“Marwnat” is based
upon the melody to “The Lament of the Border Widow” by Malcolm Lawson which
was published in “Songs of The North” in 1895. An old ballad provides
Marwnat is the Middle
Welsh word for Lament, Elegy or Death Song.
By 350 e.v. the mainland
of Britain was inhabited by the Keltic race of Britons from the Channel
up to Antonine's Wall and a little beyond. A reasonable boundary
may be noted by drawing a line from the Isle of Arran, which lies off the
West coast of Scotland, through Dumbarton, Perth and Forfar to Stonehaven
in the East. To the North of this line lay Pictland.
At this point in British
history, apart from the wealthy and such as had scaled the then local government
ladder by consorting with the occupying power and system imposed on the
country by Imperial Rome (and who lived in the Roman style, speaking Latin
and subjecting their children to the Empire's standards in culture and
education), the bulk of the population spoke 'Parent' British - a language
now known as Primitive Welsh.
Indeed the bard Aneurin
wrote his epic tale “The Gododdin” in 600 e.v. (in the region of the Forth
where dwelt his kinsmen – the tribe of The Gododdin) - a poem composed
in Primitive Welsh and found in The Book of Aneurin.
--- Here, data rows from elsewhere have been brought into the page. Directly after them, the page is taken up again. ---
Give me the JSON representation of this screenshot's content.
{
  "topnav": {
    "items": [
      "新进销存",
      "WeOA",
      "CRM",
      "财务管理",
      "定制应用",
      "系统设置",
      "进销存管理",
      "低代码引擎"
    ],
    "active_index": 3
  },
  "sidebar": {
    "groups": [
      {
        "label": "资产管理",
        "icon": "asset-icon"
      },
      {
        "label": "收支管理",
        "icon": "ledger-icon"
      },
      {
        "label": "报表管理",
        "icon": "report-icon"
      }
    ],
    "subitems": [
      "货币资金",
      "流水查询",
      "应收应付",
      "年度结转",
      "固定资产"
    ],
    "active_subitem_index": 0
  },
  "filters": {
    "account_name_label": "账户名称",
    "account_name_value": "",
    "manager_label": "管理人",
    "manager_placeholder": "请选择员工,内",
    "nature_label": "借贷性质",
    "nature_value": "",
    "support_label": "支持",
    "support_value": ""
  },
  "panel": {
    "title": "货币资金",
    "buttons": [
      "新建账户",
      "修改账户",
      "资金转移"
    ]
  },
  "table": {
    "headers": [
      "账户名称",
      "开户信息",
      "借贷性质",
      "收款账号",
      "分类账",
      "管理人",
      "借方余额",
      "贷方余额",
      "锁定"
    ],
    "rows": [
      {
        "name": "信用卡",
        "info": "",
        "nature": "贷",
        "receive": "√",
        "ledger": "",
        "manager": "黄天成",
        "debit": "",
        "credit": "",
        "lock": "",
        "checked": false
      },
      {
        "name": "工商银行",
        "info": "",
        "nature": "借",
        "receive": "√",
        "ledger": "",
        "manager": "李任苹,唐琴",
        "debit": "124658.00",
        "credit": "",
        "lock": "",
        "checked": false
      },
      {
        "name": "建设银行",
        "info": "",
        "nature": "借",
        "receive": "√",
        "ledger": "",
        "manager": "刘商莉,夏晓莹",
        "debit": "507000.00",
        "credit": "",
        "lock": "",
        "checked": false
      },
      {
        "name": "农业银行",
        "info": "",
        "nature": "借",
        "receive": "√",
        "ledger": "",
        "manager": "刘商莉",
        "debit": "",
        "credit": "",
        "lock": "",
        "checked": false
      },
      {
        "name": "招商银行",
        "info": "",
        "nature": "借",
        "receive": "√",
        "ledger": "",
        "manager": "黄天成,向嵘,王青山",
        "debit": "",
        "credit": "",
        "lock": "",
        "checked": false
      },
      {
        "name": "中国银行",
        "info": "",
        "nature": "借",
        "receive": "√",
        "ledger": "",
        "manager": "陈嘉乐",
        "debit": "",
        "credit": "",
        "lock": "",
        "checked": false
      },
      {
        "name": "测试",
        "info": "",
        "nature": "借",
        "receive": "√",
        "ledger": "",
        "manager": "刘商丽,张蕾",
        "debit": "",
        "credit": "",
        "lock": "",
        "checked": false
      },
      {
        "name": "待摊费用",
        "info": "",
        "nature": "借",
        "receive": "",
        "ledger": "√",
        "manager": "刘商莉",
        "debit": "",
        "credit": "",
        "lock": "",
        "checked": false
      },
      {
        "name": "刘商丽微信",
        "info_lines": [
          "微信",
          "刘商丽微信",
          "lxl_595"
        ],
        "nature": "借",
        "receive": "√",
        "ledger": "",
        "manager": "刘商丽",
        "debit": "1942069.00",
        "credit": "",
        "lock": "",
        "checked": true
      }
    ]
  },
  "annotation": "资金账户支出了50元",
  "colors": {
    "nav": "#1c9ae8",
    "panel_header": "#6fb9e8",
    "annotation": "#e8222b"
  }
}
This was called
the earliest known "Scottish" poem when published by Edinburgh University
press c. 1971/2.
And so I have justly
reintroduced a word from Scotland’s forgotten Welsh origins and heritage.